Street SystemThe city can be divided into two major sections—Old and New Québec. Old Québec itself is divided into two areas: Lower Town, centering on Place-Royale at the foot of Cap Diamant, and Upper Town, which extends up the hill from Place d'Armes and Dufferin Terrace to just past rue d'Auteuil.
New, or modern, Québec spreads northward, westward and southwestward from the walls of Old Québec to outlying, suburban communities. In 2002 the Québec government amalgamated several cities to form one large metropolitan area. Note: Formerly separate municipalities are referred to as “sectors” of Québec City.
The street system actually has no system; it is a haphazard arrangement of narrow streets, especially in the older sections of the city. In Old Québec it is advisable to park in one of the several public lots and walk.
Most of the street names are in French; directional signs are usually accompanied by international symbols. The use of seat belts is mandatory. Any driver's license is valid, but visitors should obtain a Canadian Nonresident Interprovince Motor Vehicle Liability Insurance card from an insurance agent before leaving the United States.
If you must drive in the city, it is best to have a map handy and to beware of one-way streets and sightseeing pedestrians.
ParkingIt is much easier to park in Québec City than it is to drive. Public lots in the older section are at Place de l'Hôtel-de-Ville, Fairmont Le Château Frontenac, 47 rue St-Louis, rue d'Auteuil and 50 rue Dalhousie. There are numerous parking lots in the newer sections of the city as well.
AAA’s in-person hotel evaluations are unscheduled to ensure the inspector has an experience similar to that of members. To pass inspection, all hotels must meet the same rigorous standards for cleanliness, comfort and hospitality.
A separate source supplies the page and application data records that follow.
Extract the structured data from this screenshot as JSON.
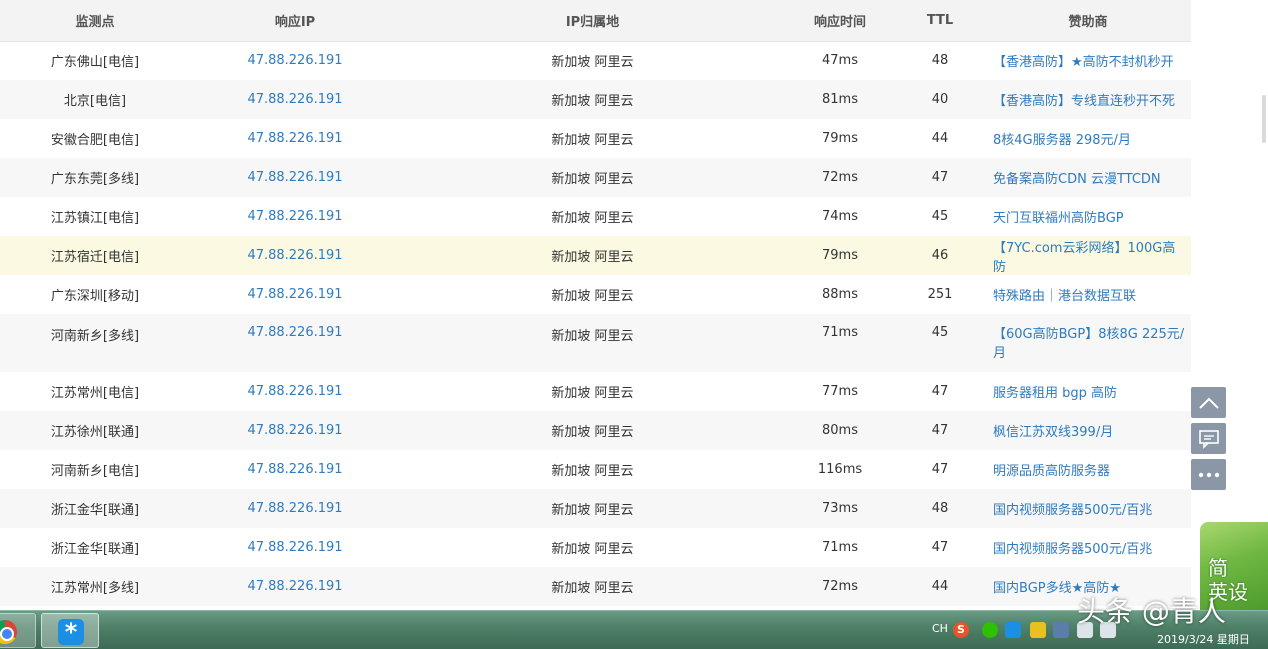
{
  "table": {
    "headers": [
      "监测点",
      "响应IP",
      "IP归属地",
      "响应时间",
      "TTL",
      "赞助商"
    ],
    "rows": [
      {
        "node": "广东佛山[电信]",
        "ip": "47.88.226.191",
        "location": "新加坡 阿里云",
        "time": "47ms",
        "ttl": "48",
        "sponsor": "【香港高防】★高防不封机秒开"
      },
      {
        "node": "北京[电信]",
        "ip": "47.88.226.191",
        "location": "新加坡 阿里云",
        "time": "81ms",
        "ttl": "40",
        "sponsor": "【香港高防】专线直连秒开不死"
      },
      {
        "node": "安徽合肥[电信]",
        "ip": "47.88.226.191",
        "location": "新加坡 阿里云",
        "time": "79ms",
        "ttl": "44",
        "sponsor": "8核4G服务器 298元/月"
      },
      {
        "node": "广东东莞[多线]",
        "ip": "47.88.226.191",
        "location": "新加坡 阿里云",
        "time": "72ms",
        "ttl": "47",
        "sponsor": "免备案高防CDN 云漫TTCDN"
      },
      {
        "node": "江苏镇江[电信]",
        "ip": "47.88.226.191",
        "location": "新加坡 阿里云",
        "time": "74ms",
        "ttl": "45",
        "sponsor": "天门互联福州高防BGP"
      },
      {
        "node": "江苏宿迁[电信]",
        "ip": "47.88.226.191",
        "location": "新加坡 阿里云",
        "time": "79ms",
        "ttl": "46",
        "sponsor": "【7YC.com云彩网络】100G高防"
      },
      {
        "node": "广东深圳[移动]",
        "ip": "47.88.226.191",
        "location": "新加坡 阿里云",
        "time": "88ms",
        "ttl": "251",
        "sponsor": "特殊路由｜港台数据互联"
      },
      {
        "node": "河南新乡[多线]",
        "ip": "47.88.226.191",
        "location": "新加坡 阿里云",
        "time": "71ms",
        "ttl": "45",
        "sponsor": "【60G高防BGP】8核8G 225元/月"
      },
      {
        "node": "江苏常州[电信]",
        "ip": "47.88.226.191",
        "location": "新加坡 阿里云",
        "time": "77ms",
        "ttl": "47",
        "sponsor": "服务器租用 bgp 高防"
      },
      {
        "node": "江苏徐州[联通]",
        "ip": "47.88.226.191",
        "location": "新加坡 阿里云",
        "time": "80ms",
        "ttl": "47",
        "sponsor": "枫信江苏双线399/月"
      },
      {
        "node": "河南新乡[电信]",
        "ip": "47.88.226.191",
        "location": "新加坡 阿里云",
        "time": "116ms",
        "ttl": "47",
        "sponsor": "明源品质高防服务器"
      },
      {
        "node": "浙江金华[联通]",
        "ip": "47.88.226.191",
        "location": "新加坡 阿里云",
        "time": "73ms",
        "ttl": "48",
        "sponsor": "国内视频服务器500元/百兆"
      },
      {
        "node": "浙江金华[联通]",
        "ip": "47.88.226.191",
        "location": "新加坡 阿里云",
        "time": "71ms",
        "ttl": "47",
        "sponsor": "国内视频服务器500元/百兆"
      },
      {
        "node": "江苏常州[多线]",
        "ip": "47.88.226.191",
        "location": "新加坡 阿里云",
        "time": "72ms",
        "ttl": "44",
        "sponsor": "国内BGP多线★高防★"
      }
    ]
  },
  "side_tools": {
    "icons": [
      "chevron-up-icon",
      "comment-icon",
      "more-dots-icon"
    ]
  },
  "ime_widget": {
    "line1": "简",
    "line2": "英设"
  },
  "taskbar": {
    "tray_lang": "CH",
    "sogou_glyph": "S",
    "star_glyph": "*",
    "date": "2019/3/24 星期日"
  },
  "watermark": "头条 @青人",
  "colors": {
    "link": "#2e7bc0",
    "header_bg": "#f3f3f3",
    "highlight_row": "#fbf9e1",
    "side_button": "#8b97a6"
  }
}
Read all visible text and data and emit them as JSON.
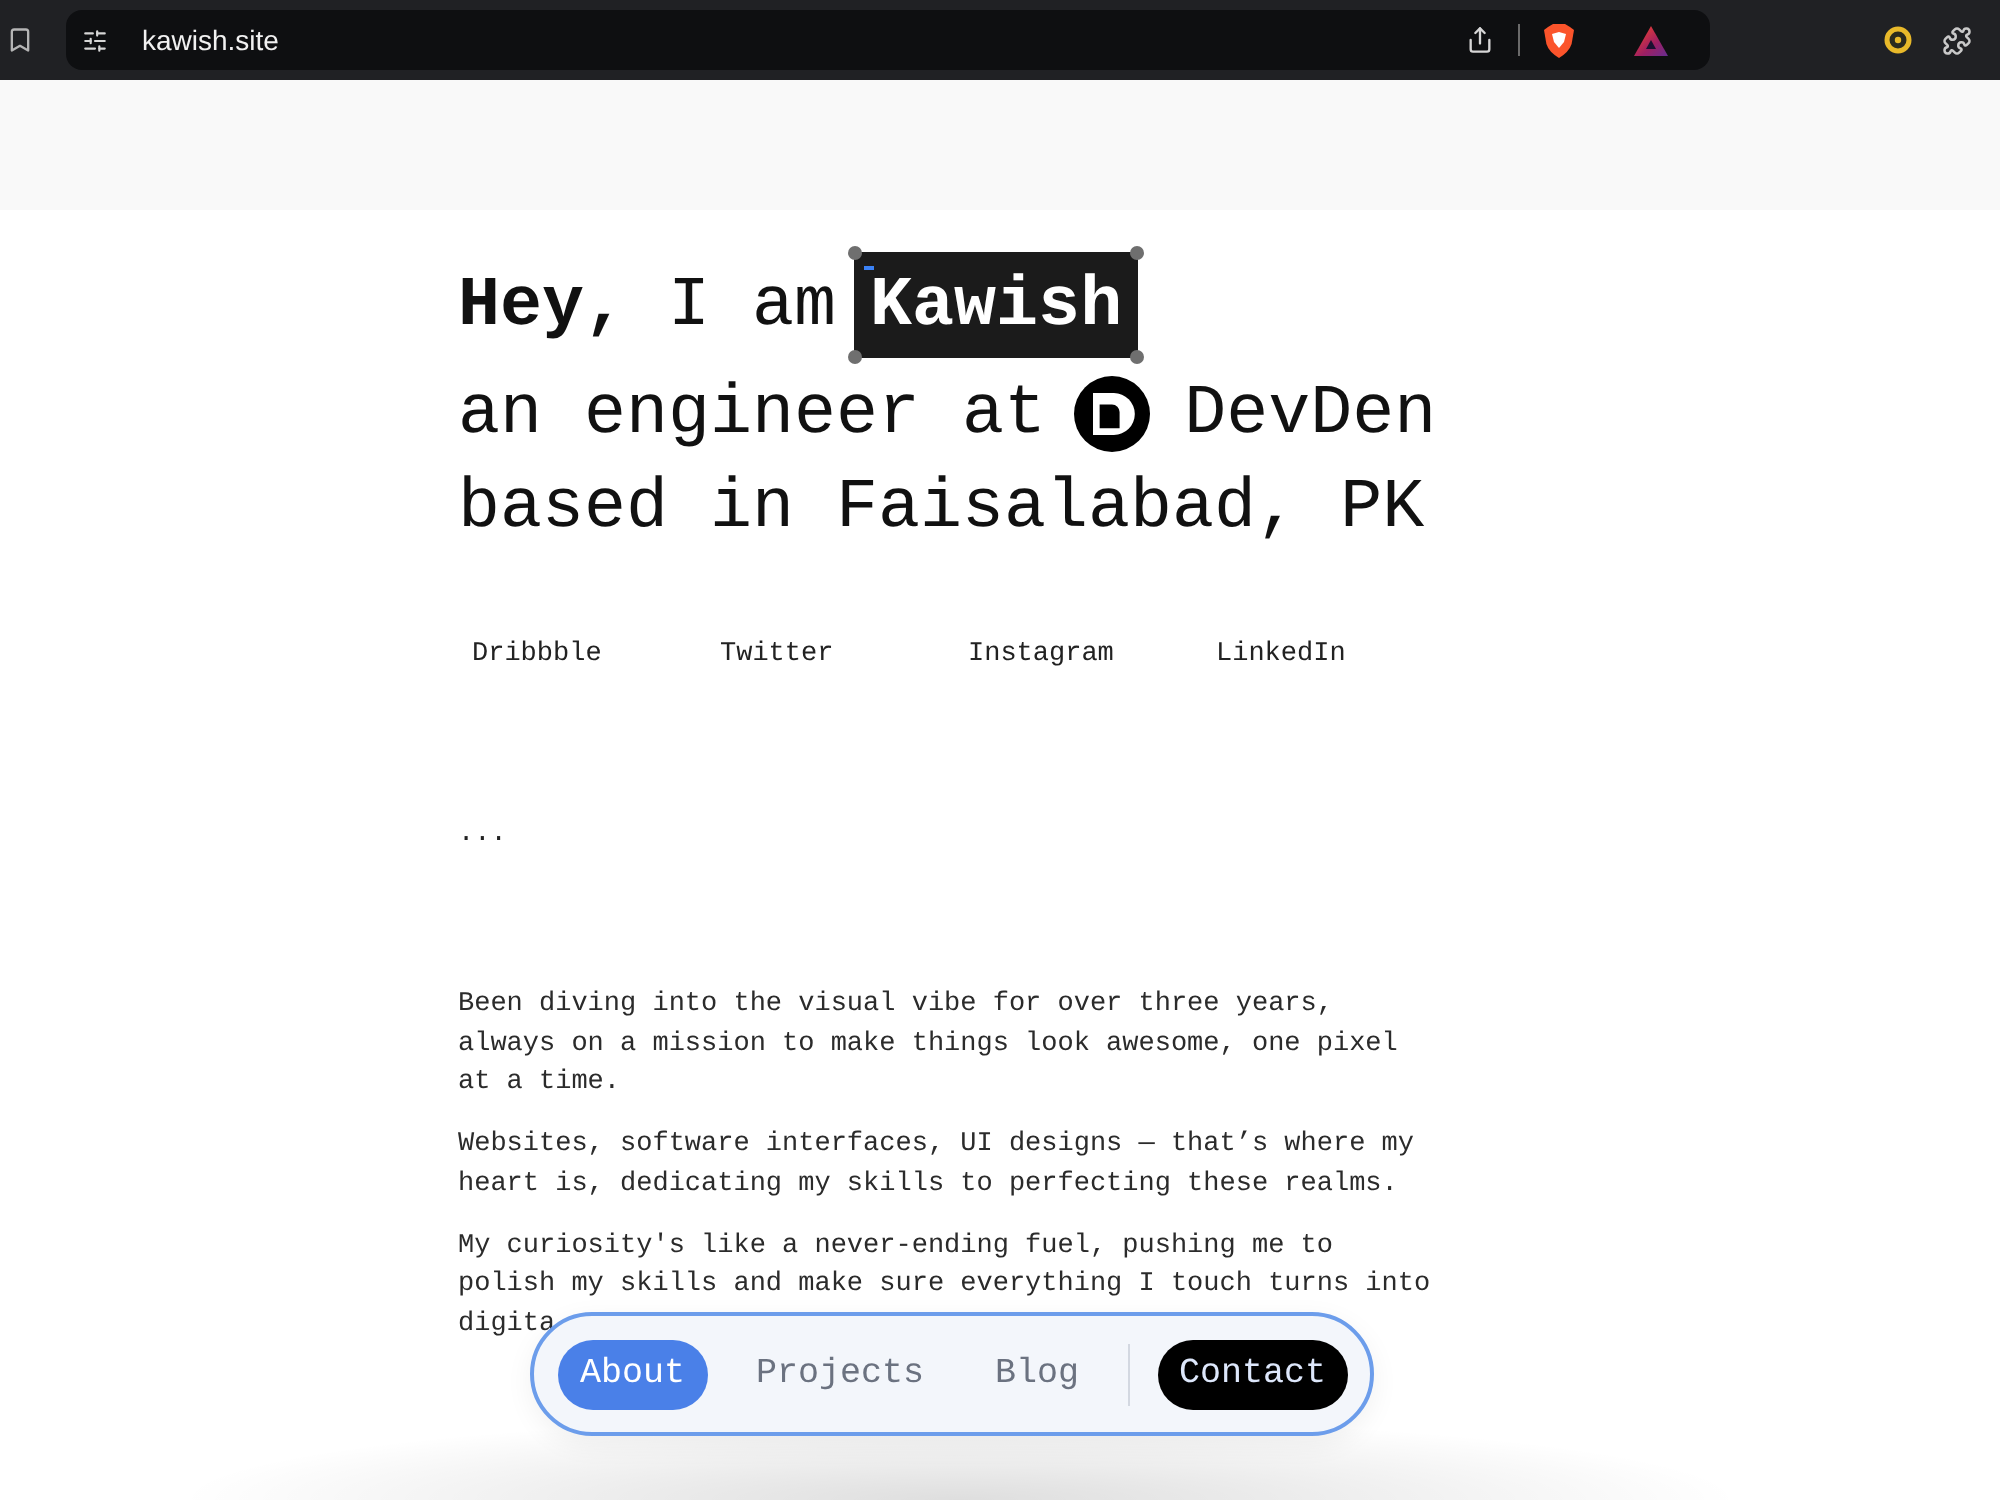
{
  "browser": {
    "url": "kawish.site"
  },
  "hero": {
    "greeting": "**Hey,** I am",
    "name": "Kawish",
    "role": "an engineer at",
    "company": "DevDen",
    "location": "based in Faisalabad, PK"
  },
  "social_links": [
    "Dribbble",
    "Twitter",
    "Instagram",
    "LinkedIn"
  ],
  "ellipsis": "...",
  "paragraphs": [
    "Been diving into the visual vibe for over three years, always on a mission to make things look awesome, one pixel at a time.",
    "Websites, software interfaces, UI designs — that’s where my heart is, dedicating my skills to perfecting these realms.",
    "My curiosity's like a never-ending fuel, pushing me to polish my skills and make sure everything I touch turns into digita"
  ],
  "nav": {
    "items": [
      {
        "label": "About",
        "selected": true
      },
      {
        "label": "Projects",
        "selected": false
      },
      {
        "label": "Blog",
        "selected": false
      }
    ],
    "contact": "Contact"
  }
}
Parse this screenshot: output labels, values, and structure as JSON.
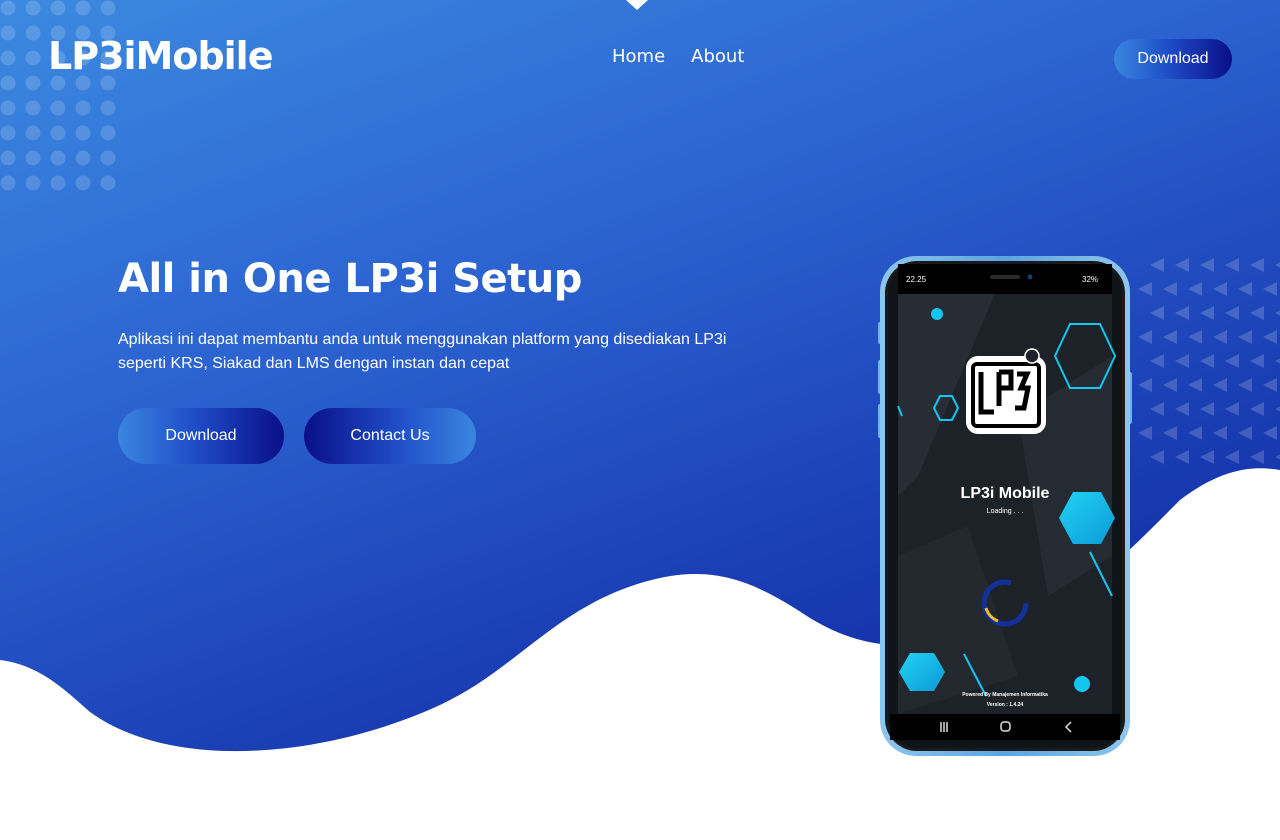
{
  "header": {
    "logo": "LP3iMobile",
    "nav": [
      "Home",
      "About"
    ],
    "download_label": "Download"
  },
  "hero": {
    "title": "All in One LP3i Setup",
    "description": "Aplikasi ini dapat membantu anda untuk menggunakan platform yang disediakan LP3i seperti KRS, Siakad dan LMS dengan instan dan cepat",
    "download_label": "Download",
    "contact_label": "Contact Us"
  },
  "phone_screen": {
    "status_time": "22.25",
    "status_battery": "32%",
    "app_name": "LP3i Mobile",
    "loading_text": "Loading . . .",
    "powered_by": "Powered By Manajemen Informatika",
    "version": "Version : 1.4.24"
  },
  "colors": {
    "gradient_light": "#3c8ae0",
    "gradient_dark": "#0b1a98",
    "button_dark": "#0a0f88",
    "accent_cyan": "#12c6f0"
  }
}
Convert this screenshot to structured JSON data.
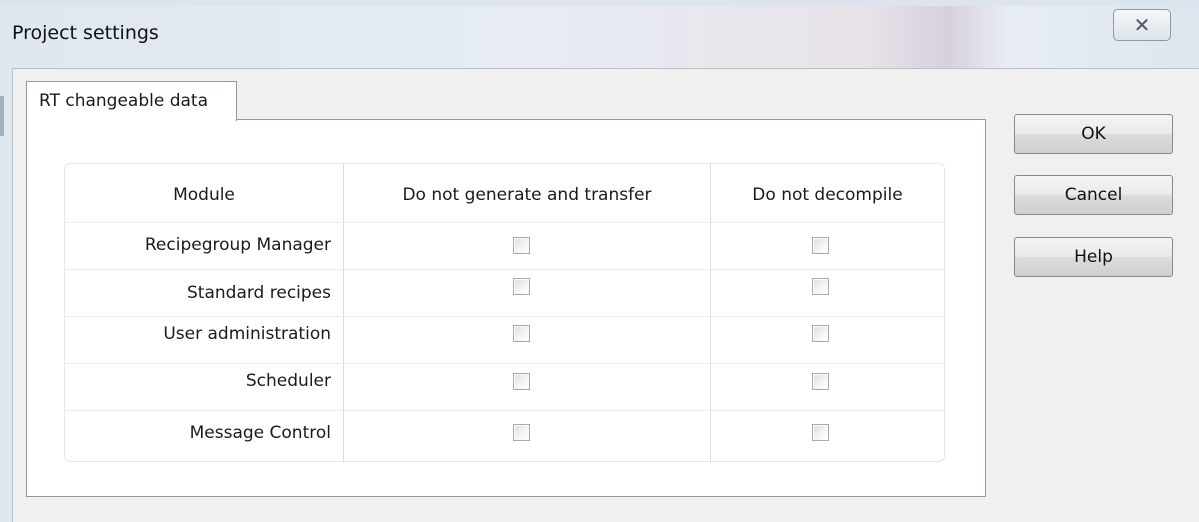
{
  "window": {
    "title": "Project settings",
    "close_glyph": "✕",
    "close_icon": "close-icon"
  },
  "tabs": [
    {
      "label": "RT changeable data",
      "selected": true
    }
  ],
  "table": {
    "headers": [
      "Module",
      "Do not generate and transfer",
      "Do not decompile"
    ],
    "rows": [
      {
        "module": "Recipegroup Manager",
        "do_not_generate_and_transfer": false,
        "do_not_decompile": false
      },
      {
        "module": "Standard recipes",
        "do_not_generate_and_transfer": false,
        "do_not_decompile": false
      },
      {
        "module": "User administration",
        "do_not_generate_and_transfer": false,
        "do_not_decompile": false
      },
      {
        "module": "Scheduler",
        "do_not_generate_and_transfer": false,
        "do_not_decompile": false
      },
      {
        "module": "Message Control",
        "do_not_generate_and_transfer": false,
        "do_not_decompile": false
      }
    ]
  },
  "buttons": {
    "ok": "OK",
    "cancel": "Cancel",
    "help": "Help"
  }
}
These hotels receive a AAA Diamond designation that tells members what type of experience to expect.
Canada levies a 5 percent Goods and Service Tax. Québec's provincial sales tax is 9.975 percent on goods and services. The Québec City area has a 3.5 percent lodging surcharge.
Time and Temperature
Hospital of the Child Jesus (Hôpital de l'Enfant-Jésus), (418) 649-0252; Centre hospitalier de l'Université Laval (Hospital of the University of Laval), (418) 525-4444; Hôtel-Dieu de Québec, (418) 525-4444; Jeffery Hale Hospital (Hôpital Jeffery Hale), (418) 684-5333; St. Francis of Assisi Hospital (Hôpital Saint-François d’Assise), (418) 525-4444.
12 rue Ste-Anne, Vieux Québec Québec, QC G1R 3X2. Phone:(418)641-6290 or (877)783-1608
Québec City Jean Lesage International Airport
Hertz, offering discounts to AAA members, is in Old Québec, (418) 694-1224, and at the Québec airport, (418) 871-1571. Phone (800) 654-3080.
Québec City area terminals of Via Rail Canada, serving U.S. and Canadian cities, are the Gare du Palais, 450 rue de la Gare-du-Palais, and Gare de Ste-Foy, 3255 ch. de la Gare in the Ste-Foy sector. Phone (888) 842-7245.
The bus terminal, Gare du Palais, is at 320 rue Abraham-Martin; phone (418) 525-3000. The terminal in the Ste-Foy sector is at 3001 ch. des Quatre Bourgeois; phone (418) 650-0087.
You must get a taxi at a cab stand or order by phone. Base fare is $3.50, plus $1.70 per kilometre (.6 mi.). Major companies are Taxi Coop Québec, (418) 525-5191; Taxi Coop Ste-Foy and Sillery, (418) 653-7777; and Taxi Laurier (based in Ste-Foy), (418) 651-2727.
Réseau de transport de la Capitale (RTC) buses run 5:30 a.m.-1 a.m. The fare is $3.50 in cash or $3 ($2.50 for ages 6-18, 65+ and students ages 19+ with ID) for a pre-purchased ticket; exact change is required for cash transactions. A daily pass is $8.60. A 5-day pass is $29.50; $24.50 (ages 6-18 and 65+ and students ages 19+ with ID). Phone (418) 687-2641.
Québec's harbor accommodates pleasure craft, ferries, sightseeing cruises and oceangoing vessels. The Port of Québec (Administration portuaire de Québec) is at 150 rue Dalhousie, C.P. 80, Station Haute-Ville, Québec, QC, Canada G1R 4M8; phone (418) 648-3640 or (418) 648-3556 for Harbour Services. The